Please note that selection of a Premium plan will result in a charge which will recur on a monthly or annual basis until you cancel, depending on your plan. You can cancel your Premium plan at any time in your Account.

What devices are compatible with Peacock?

Peacock is available on a variety of devices. See the full list here.

In addition to Sunday Night Football, what else can I watch with Peacock Premium?

Premium is your key to unlocking everything Peacock has to offer. You’ll get access to all the live sports and events we have, including Premier League and WWE Premium Live Events like WrestleMania. You’ll also get full seasons of exclusive Peacock Original series, next-day airings of current NBC and Telemundo hits, plus every movie and show available on Peacock. There is always something new to discover on Peacock Premium.
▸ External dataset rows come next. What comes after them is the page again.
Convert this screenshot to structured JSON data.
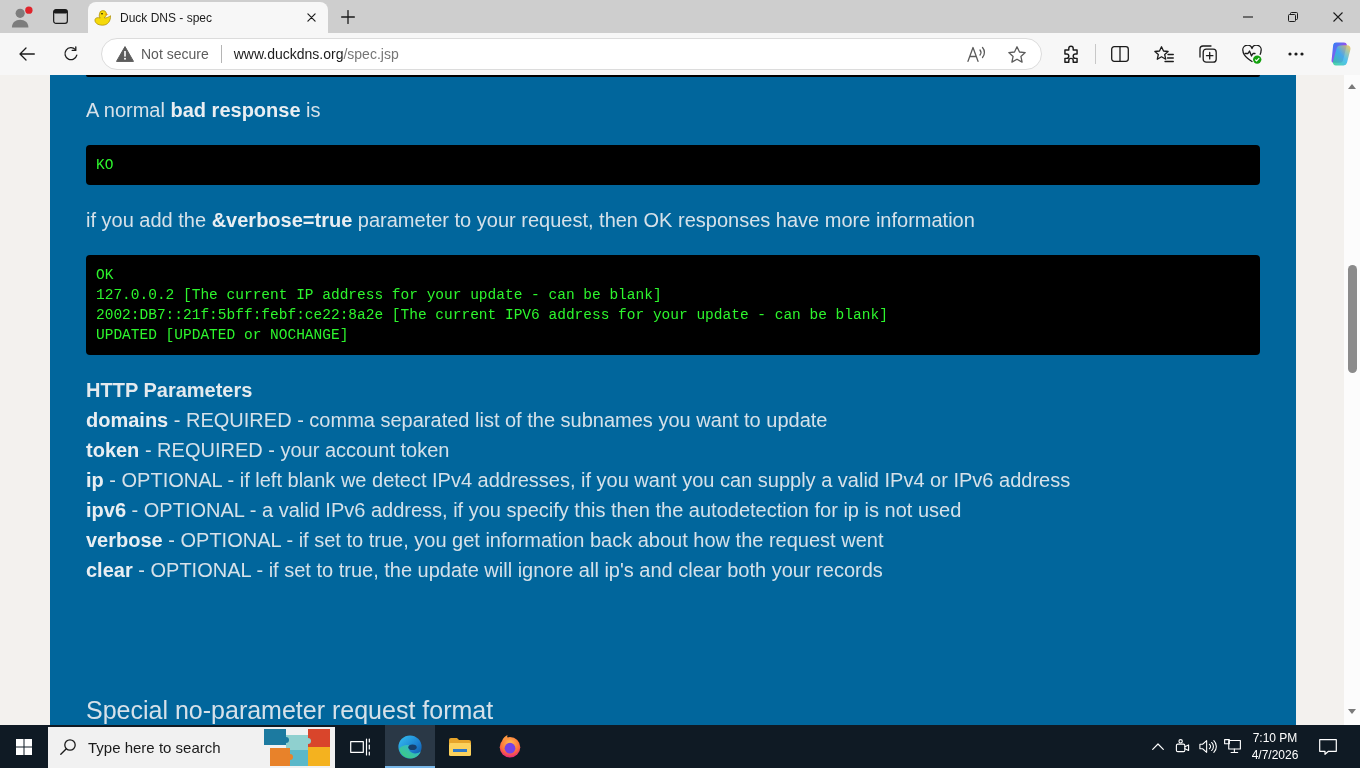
{
  "browser": {
    "tabs": [
      {
        "title": "Duck DNS - spec",
        "selected": true
      }
    ],
    "address_bar": {
      "security": "Not secure",
      "host": "www.duckdns.org",
      "path": "/spec.jsp"
    }
  },
  "page": {
    "blocks": [
      {
        "kind": "code_end"
      },
      {
        "kind": "paragraph",
        "text": "A normal **bad response** is"
      },
      {
        "kind": "code",
        "lines": [
          "KO"
        ]
      },
      {
        "kind": "paragraph",
        "text": "if you add the **&verbose=true** parameter to your request, then OK responses have more information"
      },
      {
        "kind": "code",
        "lines": [
          "OK",
          "127.0.0.2 [The current IP address for your update - can be blank]",
          "2002:DB7::21f:5bff:febf:ce22:8a2e [The current IPV6 address for your update - can be blank]",
          "UPDATED [UPDATED or NOCHANGE]"
        ]
      },
      {
        "kind": "subheading",
        "text": "HTTP Parameters"
      },
      {
        "kind": "line",
        "text": "**domains** - REQUIRED - comma separated list of the subnames you want to update"
      },
      {
        "kind": "line",
        "text": "**token** - REQUIRED - your account token"
      },
      {
        "kind": "line",
        "text": "**ip** - OPTIONAL - if left blank we detect IPv4 addresses, if you want you can supply a valid IPv4 or IPv6 address"
      },
      {
        "kind": "line",
        "text": "**ipv6** - OPTIONAL - a valid IPv6 address, if you specify this then the autodetection for ip is not used"
      },
      {
        "kind": "line",
        "text": "**verbose** - OPTIONAL - if set to true, you get information back about how the request went"
      },
      {
        "kind": "line",
        "text": "**clear** - OPTIONAL - if set to true, the update will ignore all ip's and clear both your records"
      },
      {
        "kind": "heading",
        "text": "Special no-parameter request format"
      }
    ]
  },
  "taskbar": {
    "search": {
      "placeholder": "Type here to search"
    },
    "apps": [
      {
        "kind": "task_view",
        "selected": false
      },
      {
        "kind": "edge",
        "selected": true
      },
      {
        "kind": "explorer",
        "selected": false
      },
      {
        "kind": "firefox",
        "selected": false
      }
    ],
    "clock": {
      "time": "7:10 PM",
      "date": "4/7/2026"
    }
  }
}
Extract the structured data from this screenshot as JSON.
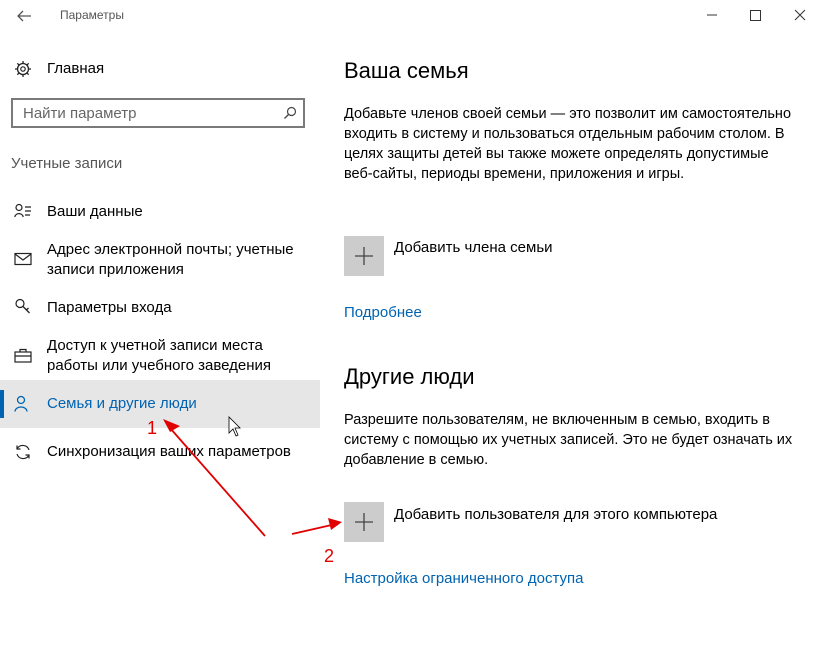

RELATED: What to know about Super Bowl 2023 – Date, location, halftime performance info, and much more

 Follow along with ProFootballTalk for the latest news, storylines, and updates surrounding the 2022 NFL Season, and be sure to subscribe to NFLonNBC on YouTube!